What you need to do:
When you have gone through the entries below, state how many lines include the word "icon" and write nothing else.

Data to examine: Begin

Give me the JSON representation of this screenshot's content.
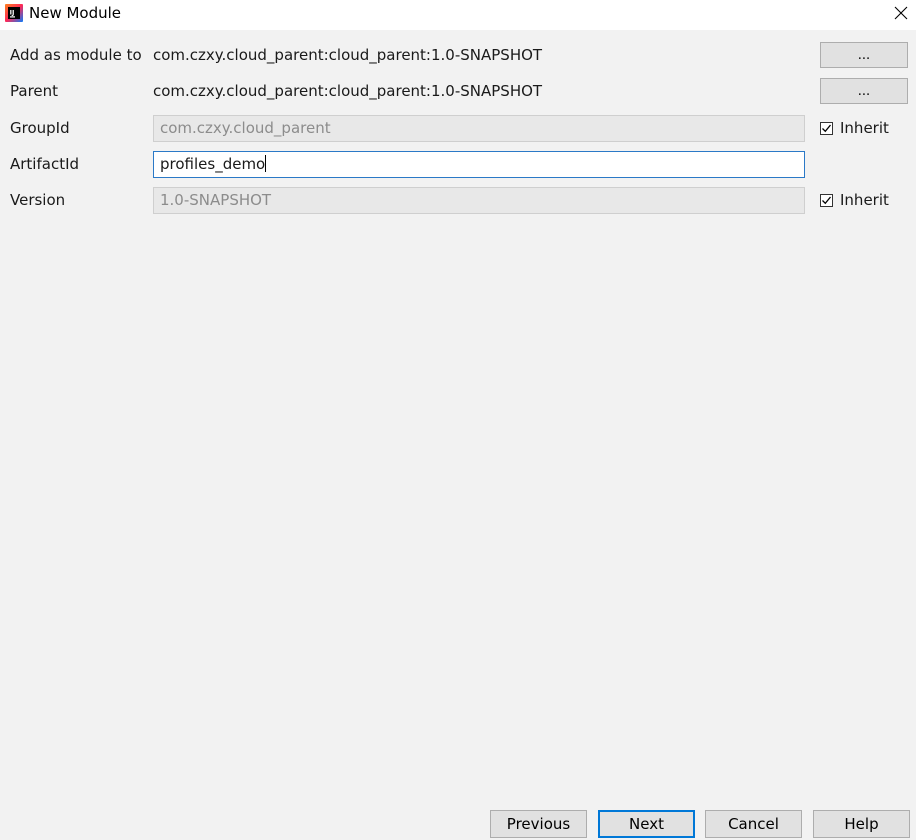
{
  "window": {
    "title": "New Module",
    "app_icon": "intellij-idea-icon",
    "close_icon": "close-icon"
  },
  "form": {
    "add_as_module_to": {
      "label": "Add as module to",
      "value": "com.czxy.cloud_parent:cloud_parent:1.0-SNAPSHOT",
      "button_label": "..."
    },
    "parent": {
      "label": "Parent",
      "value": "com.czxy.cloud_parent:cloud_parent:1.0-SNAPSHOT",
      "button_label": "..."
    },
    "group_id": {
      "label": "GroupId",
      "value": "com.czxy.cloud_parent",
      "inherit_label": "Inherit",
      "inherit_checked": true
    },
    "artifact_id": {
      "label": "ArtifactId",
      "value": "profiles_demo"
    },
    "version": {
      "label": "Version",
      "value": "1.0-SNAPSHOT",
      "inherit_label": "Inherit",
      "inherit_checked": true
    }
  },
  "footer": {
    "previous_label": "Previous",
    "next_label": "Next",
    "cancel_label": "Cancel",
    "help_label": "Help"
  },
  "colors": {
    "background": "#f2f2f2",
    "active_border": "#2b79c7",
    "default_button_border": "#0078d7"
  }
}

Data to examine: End

Output:
2